Sunday, May 06, 2007

Microbicides: Empowering women

Current global AIDS statistics are staggering, to say the least. Approximately 40 million people worldwide are living with the disease, while 14,000 new infections occur each day. Women make up almost 50% of adult infections, but this figure is higher in sub-Saharan Africa, where women are 30% more likely to be HIV-positive than men. Due to physiological differences, women are twice as likely as men to contract HIV from an infected partner, but many lack the necessary tools for protection. Even if the tools are available, poverty and inequality can make it impossible for women to have control over their sexual interactions. The ABCs of prevention (abstain, be faithful, and use condoms) are useless without male cooperation. The ABCs are even more ineffective for married women with non-monogamous husbands because, as Melinda Gates states, “abstinence is unrealistic, being faithful is insufficient, and the use of condoms if not under their control.”
Microbicides are a new and important HIV prevention method that can put the power of protection in the hands of women. Microbicides are formulated as gels, creams, suppositories, or films that can kill or neutralize viruses when applied before sexual intercourse, thus preventing infection. Because women could apply the microbicide without the cooperation or awareness of their partners, they would have more control over preventing an HIV infection. Ideal microbicides would also protect against other STDs that can facilitate HIV transmission and come in spermicidal or non-spermicidal formulations that allow pregnancy while still offering protection. An ideal microbicide should be active upon application, remain active for an extended period of time, and be tasteless, odorless, and invisible in order to prevent detection and interference with sexual activity. Finally, for distribution and accessibility, an ideal microbicide must be cheap and easy to store.
There are three major approaches a microbicide can use to prevent infection. Some microbicides act as physical barriers that prevent HIV from entering tissue. They are liquid at room temperature, but become gel-like inside the body and work like a condom. Others contain molecules that inhibit the virus itself. They might create an acidic environment in which the virus cannot survive, or contain known anti-HIV drugs, such as AZT. Still others prevent infection by interfering with viral surface proteins, therefore preventing attachment. Researchers hope that multiple methods of prevention will be combined into one microbicide to increase effectiveness.
While no microbicides have been approved for general use, twelve versions are currently undergoing various phases of clinical trials.

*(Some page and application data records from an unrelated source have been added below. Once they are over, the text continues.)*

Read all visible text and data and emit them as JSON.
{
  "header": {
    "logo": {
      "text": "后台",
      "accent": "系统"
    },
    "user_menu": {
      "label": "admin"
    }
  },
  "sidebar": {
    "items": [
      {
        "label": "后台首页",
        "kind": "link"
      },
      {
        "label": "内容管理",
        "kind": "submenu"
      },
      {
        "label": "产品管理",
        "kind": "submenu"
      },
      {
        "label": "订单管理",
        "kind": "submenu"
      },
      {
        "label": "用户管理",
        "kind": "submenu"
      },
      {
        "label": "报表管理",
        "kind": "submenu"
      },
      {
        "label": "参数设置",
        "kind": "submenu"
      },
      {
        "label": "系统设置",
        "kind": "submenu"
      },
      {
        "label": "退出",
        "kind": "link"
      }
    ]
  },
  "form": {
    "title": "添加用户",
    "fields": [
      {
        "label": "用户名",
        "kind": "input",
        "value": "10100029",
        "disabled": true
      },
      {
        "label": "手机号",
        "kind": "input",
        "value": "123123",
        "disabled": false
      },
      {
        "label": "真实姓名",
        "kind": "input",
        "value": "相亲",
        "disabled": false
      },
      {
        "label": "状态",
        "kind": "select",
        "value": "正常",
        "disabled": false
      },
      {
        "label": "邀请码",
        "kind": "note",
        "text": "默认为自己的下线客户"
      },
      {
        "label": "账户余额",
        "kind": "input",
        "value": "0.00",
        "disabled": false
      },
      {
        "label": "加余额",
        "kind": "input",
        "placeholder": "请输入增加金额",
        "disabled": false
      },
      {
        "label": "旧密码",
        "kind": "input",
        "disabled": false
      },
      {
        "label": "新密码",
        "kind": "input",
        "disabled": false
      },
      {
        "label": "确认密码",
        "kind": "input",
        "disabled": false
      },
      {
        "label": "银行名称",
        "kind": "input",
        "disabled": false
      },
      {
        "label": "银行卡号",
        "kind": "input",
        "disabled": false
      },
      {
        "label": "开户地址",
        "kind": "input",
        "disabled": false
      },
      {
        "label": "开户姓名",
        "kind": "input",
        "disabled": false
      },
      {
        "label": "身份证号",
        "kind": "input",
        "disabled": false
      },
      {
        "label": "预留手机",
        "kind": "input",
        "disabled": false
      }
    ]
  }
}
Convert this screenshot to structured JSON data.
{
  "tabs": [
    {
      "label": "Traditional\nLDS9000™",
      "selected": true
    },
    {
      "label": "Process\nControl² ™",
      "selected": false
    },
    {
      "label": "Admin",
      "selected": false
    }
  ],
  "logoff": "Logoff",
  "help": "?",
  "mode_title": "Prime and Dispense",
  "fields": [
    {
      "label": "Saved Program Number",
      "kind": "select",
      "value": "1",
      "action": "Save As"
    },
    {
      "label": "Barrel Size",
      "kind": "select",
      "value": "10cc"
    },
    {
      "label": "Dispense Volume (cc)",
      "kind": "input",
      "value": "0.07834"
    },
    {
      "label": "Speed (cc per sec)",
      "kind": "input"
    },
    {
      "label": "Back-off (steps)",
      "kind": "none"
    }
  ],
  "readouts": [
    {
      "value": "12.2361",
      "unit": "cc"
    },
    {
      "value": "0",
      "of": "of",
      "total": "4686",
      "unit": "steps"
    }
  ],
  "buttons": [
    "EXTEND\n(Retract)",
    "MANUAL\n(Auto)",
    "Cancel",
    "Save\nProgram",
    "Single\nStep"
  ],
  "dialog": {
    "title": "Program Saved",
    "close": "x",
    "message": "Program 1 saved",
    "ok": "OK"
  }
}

However, there are several important issues that stand between microbicide development and widespread use. Most microbicides are developed by small biotech companies and educational research institutions. Only 1% of federal research funding goes toward microbicide research, and pharmaceutical companies are unwilling to invest because the women who need their products will be unable to pay for them. Once microbicides are developed, they must go through a series of clinical trials. International support to build the necessary infrastructure for trials in developing countries is crucial so testing can occur in the locations where products will be most used. Microbicide producers are concerned about the low efficacy of first-generation microbicides and the potential for increased risk behavior, such as condom substitution. However, most agree that since condom use is rarely consistent, microbicides can provide better protection than nothing at all. Finally, only 20% of the population at high risk of infection currently has access HIV prevention methods. Even a 100% effective product does little good if it cannot be distributed to those who need it most.
While microbicide development is currently facing many challenges, there is no doubt that microbicides are a powerful HIV prevention tool. By giving women more control over HIV protection we can drastically reduce the number of new infections each year and save millions of lives.

I'm Page Bomar. Thanks for lsitening.

No comments: